  • Almonds: Almonds should be stored in a well-sealed container away from sunlight and humidity. Shelled or unshelled, they can be frozen for up to one year. Shelled almonds should be refrigerated and should be kept only for about six months.
  • Hazelnuts: Fresh hazelnuts are extremely perishable, especially if they have been shelled. They tend to dry out very quickly. Unshelled hazelnuts can be stored at room temperature in a cool, dry place for up to one month. Shelled nuts should be refrigerated and will last for three to four months. They can also be frozen for up to a year.
  • Dried cranberries: Dried cranberries are great for baked goods. They can be added like raisins. Tightly wrapped and refrigerated, they will keep for two months, and frozen, for up to one year.

Flavorings, Spices, and Tools

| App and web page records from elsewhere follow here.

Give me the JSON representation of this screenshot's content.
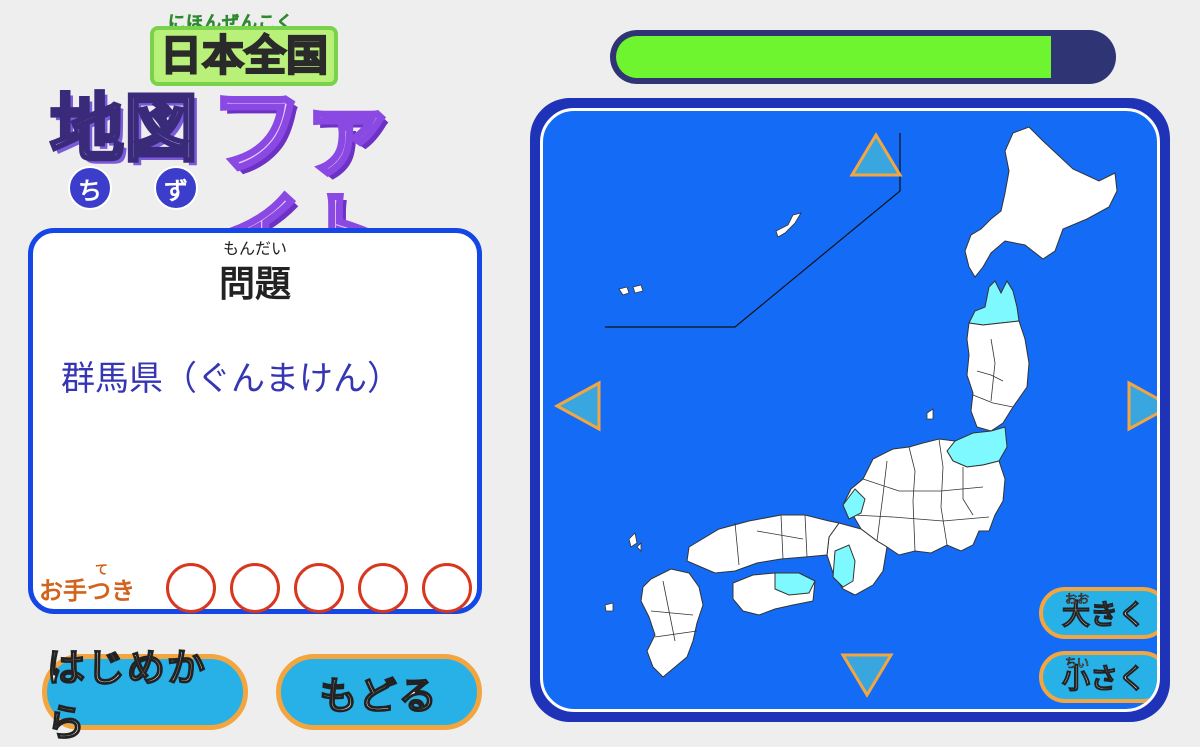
{
  "logo": {
    "ruby_top": "にほんぜんこく",
    "line1": "日本全国",
    "line2a": "地図",
    "line2b": "ファイト",
    "ruby_chi": "ち",
    "ruby_zu": "ず"
  },
  "panel": {
    "title_ruby": "もんだい",
    "title": "問題",
    "question": "群馬県（ぐんまけん）",
    "otetsuki_ruby": "て",
    "otetsuki_label": "お手つき",
    "miss_slots": 5
  },
  "buttons": {
    "restart": "はじめから",
    "back": "もどる",
    "zoom_in": "大きく",
    "zoom_in_ruby": "おお",
    "zoom_out": "小さく",
    "zoom_out_ruby": "ちい"
  },
  "progress": {
    "value": 0.88
  },
  "colors": {
    "ocean": "#146cf6",
    "land": "#ffffff",
    "highlight": "#7ef9ff",
    "accent_orange": "#f3a640",
    "button_blue": "#28b1e6",
    "progress_green": "#6ef52f"
  },
  "icons": {
    "up": "triangle-up-icon",
    "down": "triangle-down-icon",
    "left": "triangle-left-icon",
    "right": "triangle-right-icon"
  }
}
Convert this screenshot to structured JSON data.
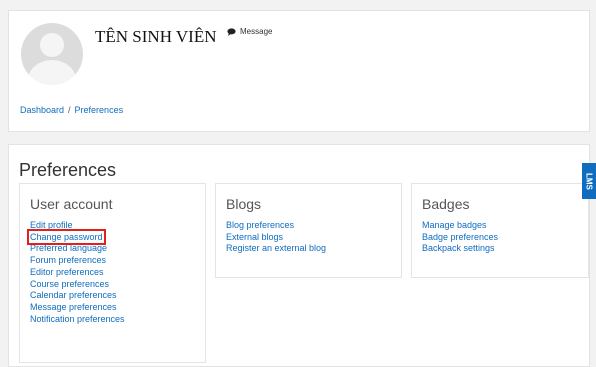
{
  "header": {
    "student_name": "TÊN SINH VIÊN",
    "message_label": "Message",
    "breadcrumb": [
      "Dashboard",
      "Preferences"
    ],
    "breadcrumb_sep": "/"
  },
  "page_title": "Preferences",
  "sections": {
    "user_account": {
      "title": "User account",
      "links": [
        "Edit profile",
        "Change password",
        "Preferred language",
        "Forum preferences",
        "Editor preferences",
        "Course preferences",
        "Calendar preferences",
        "Message preferences",
        "Notification preferences"
      ]
    },
    "blogs": {
      "title": "Blogs",
      "links": [
        "Blog preferences",
        "External blogs",
        "Register an external blog"
      ]
    },
    "badges": {
      "title": "Badges",
      "links": [
        "Manage badges",
        "Badge preferences",
        "Backpack settings"
      ]
    }
  },
  "side_tab": "LMS",
  "highlighted_link": "Change password",
  "colors": {
    "link": "#0f6cbf",
    "highlight_border": "#e0201b",
    "tab": "#0f6cbf"
  },
  "icons": {
    "message": "speech-bubble-icon"
  }
}
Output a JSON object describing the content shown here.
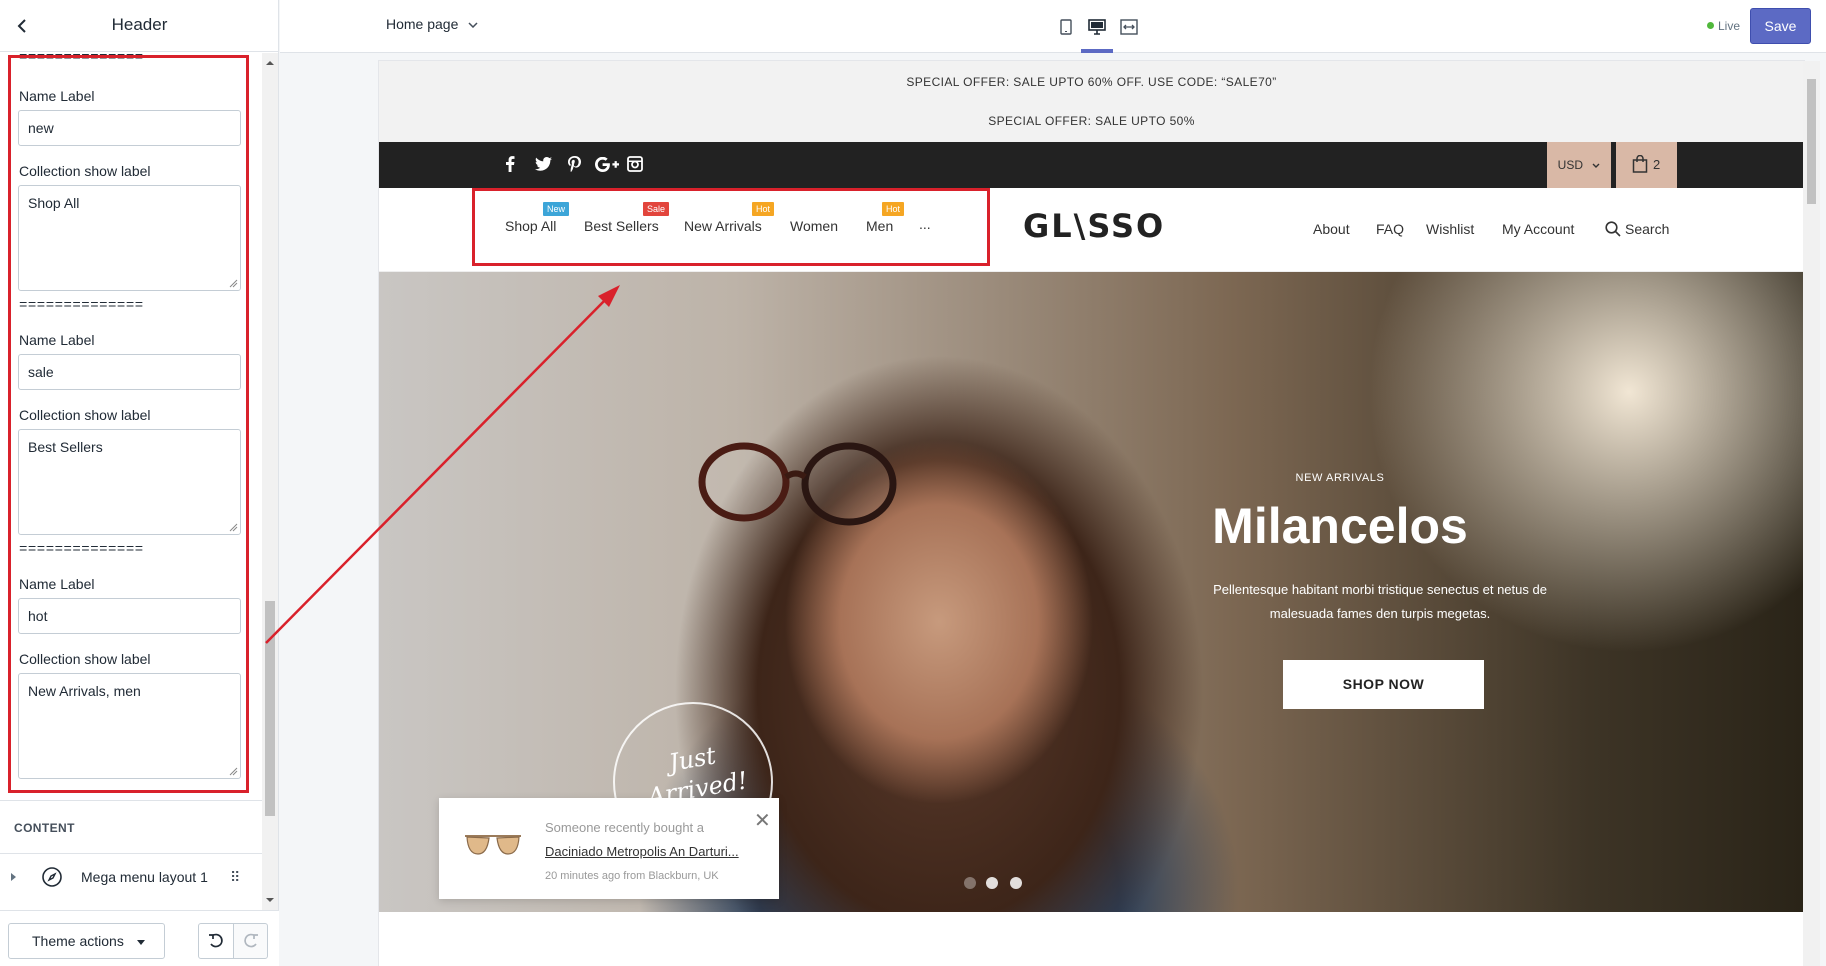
{
  "sidebar": {
    "title": "Header",
    "separator": "==============",
    "groups": [
      {
        "name_label": "Name Label",
        "name_value": "new",
        "collection_label": "Collection show label",
        "collection_value": "Shop All"
      },
      {
        "name_label": "Name Label",
        "name_value": "sale",
        "collection_label": "Collection show label",
        "collection_value": "Best Sellers"
      },
      {
        "name_label": "Name Label",
        "name_value": "hot",
        "collection_label": "Collection show label",
        "collection_value": "New Arrivals, men"
      }
    ],
    "content_section": {
      "title": "CONTENT",
      "item_label": "Mega menu layout 1",
      "drag_glyph": "⠿"
    },
    "footer": {
      "theme_actions": "Theme actions"
    }
  },
  "topbar": {
    "page_select": "Home page",
    "live_label": "Live",
    "save_label": "Save"
  },
  "store": {
    "announcements": [
      "SPECIAL OFFER: SALE UPTO 60% OFF. USE CODE: “SALE70”",
      "SPECIAL OFFER: SALE UPTO 50%"
    ],
    "currency": "USD",
    "cart_count": "2",
    "nav_left": [
      {
        "label": "Shop All",
        "badge": "New",
        "badge_color": "#3ca5d8"
      },
      {
        "label": "Best Sellers",
        "badge": "Sale",
        "badge_color": "#e2453c"
      },
      {
        "label": "New Arrivals",
        "badge": "Hot",
        "badge_color": "#f5a623"
      },
      {
        "label": "Women",
        "badge": "",
        "badge_color": ""
      },
      {
        "label": "Men",
        "badge": "Hot",
        "badge_color": "#f5a623"
      }
    ],
    "nav_more": "...",
    "logo": "GL\\SSO",
    "nav_right": [
      "About",
      "FAQ",
      "Wishlist",
      "My Account",
      "Search"
    ],
    "hero": {
      "subtitle": "NEW ARRIVALS",
      "title": "Milancelos",
      "description": "Pellentesque habitant morbi tristique senectus et netus de malesuada fames den turpis megetas.",
      "button": "SHOP NOW",
      "badge_text_line1": "Just",
      "badge_text_line2": "Arrived!"
    },
    "popup": {
      "line1": "Someone recently bought a",
      "product": "Daciniado Metropolis An Darturi...",
      "meta": "20 minutes ago from Blackburn, UK"
    }
  },
  "colors": {
    "accent": "#5c6ac4",
    "highlight": "#d9212b",
    "live": "#50b83c",
    "currency_bg": "#d9b8a6"
  }
}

  • Vanilla beans: Vanilla beans are the fruit of the celadon-colored orchid Vanilla planifolia -- the only one of 20,000 orchid varieties that bears anything edible. Mature pods are green; after they've been handpicked, they go through a curing process that lasts three to six months and involves a 20-second boiling-water bath followed by sun heating. Once the beans are hot, they are wrapped in blankets and allowed to sweat. The most common types are Bourbon-Madagascar, Mexican, and Tahitian. Tahitian vanilla beans are the most aromatic.
  • Vanilla extract: The beans are macerated with a mixture of water and alcohol to extract their flavor. The mixture is then left to age for several months. Vanilla extract will last about three years, and actually gets better with age if stored properly. Keep tightly capped, in a cool, dry, dark place.
  • Poppy seeds: Poppy seeds are the tiny seeds of the poppy plant. One pound contains 900,000 seeds. Because they have a high oil content, they go rancid fairly quickly. Stored in the fridge or the freezer, they will last about six months.
  • Cinnamon: Cinnamon is the inner bark of a tropical evergreen tree. The bark is harvested during the rainy season and then dried. Used in both sweet and savory cooking, cinnamon is sold as sticks or in powder form.
  • Other spices: Store spices in clearly marked tins. Replace at least once a year.
  • Parchment: Parchment is inexpensive, and a crucial tool when making icebox cookies.
  • Silpat: A Silpat is a reusable, rubberized-silicone mat that makes any baking sheet nonstick and wipes clean easily after each use. It's the best surface for baking cookies.

Comments Add a comment